(Stored items)
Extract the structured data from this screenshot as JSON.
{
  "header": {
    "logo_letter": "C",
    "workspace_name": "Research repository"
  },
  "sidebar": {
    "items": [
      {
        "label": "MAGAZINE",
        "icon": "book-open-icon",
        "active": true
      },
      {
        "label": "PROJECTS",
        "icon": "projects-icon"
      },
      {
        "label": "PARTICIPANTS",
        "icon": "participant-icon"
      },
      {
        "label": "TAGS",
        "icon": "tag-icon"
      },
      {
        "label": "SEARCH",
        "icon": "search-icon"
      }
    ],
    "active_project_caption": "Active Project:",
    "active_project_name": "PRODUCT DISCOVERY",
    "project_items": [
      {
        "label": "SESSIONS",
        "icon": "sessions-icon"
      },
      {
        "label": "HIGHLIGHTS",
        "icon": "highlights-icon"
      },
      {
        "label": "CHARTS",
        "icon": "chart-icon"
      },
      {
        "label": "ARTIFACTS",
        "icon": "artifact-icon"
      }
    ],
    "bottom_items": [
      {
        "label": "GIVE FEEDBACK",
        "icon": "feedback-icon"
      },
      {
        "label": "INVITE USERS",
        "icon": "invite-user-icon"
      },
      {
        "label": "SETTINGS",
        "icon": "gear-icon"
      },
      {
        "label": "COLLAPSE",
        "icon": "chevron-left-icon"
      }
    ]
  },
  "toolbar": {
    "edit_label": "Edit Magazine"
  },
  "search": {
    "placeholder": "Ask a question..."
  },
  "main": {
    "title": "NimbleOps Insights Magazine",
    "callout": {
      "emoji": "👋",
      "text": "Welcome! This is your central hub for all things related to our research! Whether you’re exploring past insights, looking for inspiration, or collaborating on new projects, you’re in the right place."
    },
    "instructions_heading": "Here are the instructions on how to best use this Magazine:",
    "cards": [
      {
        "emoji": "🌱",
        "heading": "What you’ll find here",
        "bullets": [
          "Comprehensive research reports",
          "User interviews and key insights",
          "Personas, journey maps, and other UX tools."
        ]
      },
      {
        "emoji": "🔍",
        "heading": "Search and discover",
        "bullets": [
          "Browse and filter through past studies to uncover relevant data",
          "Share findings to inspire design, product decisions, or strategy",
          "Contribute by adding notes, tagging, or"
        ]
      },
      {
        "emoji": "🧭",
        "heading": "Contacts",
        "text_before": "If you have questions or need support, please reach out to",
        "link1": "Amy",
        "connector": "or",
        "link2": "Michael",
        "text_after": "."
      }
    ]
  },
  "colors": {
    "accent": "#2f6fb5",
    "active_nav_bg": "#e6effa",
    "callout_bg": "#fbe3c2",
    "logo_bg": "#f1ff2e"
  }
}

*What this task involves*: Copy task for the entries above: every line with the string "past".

*Task response*:
      "text": "Welcome! This is your central hub for all things related to our research! Whether you’re exploring past insights, looking for inspiration, or collaborating on new projects, you’re in the right place."
          "Browse and filter through past studies to uncover relevant data",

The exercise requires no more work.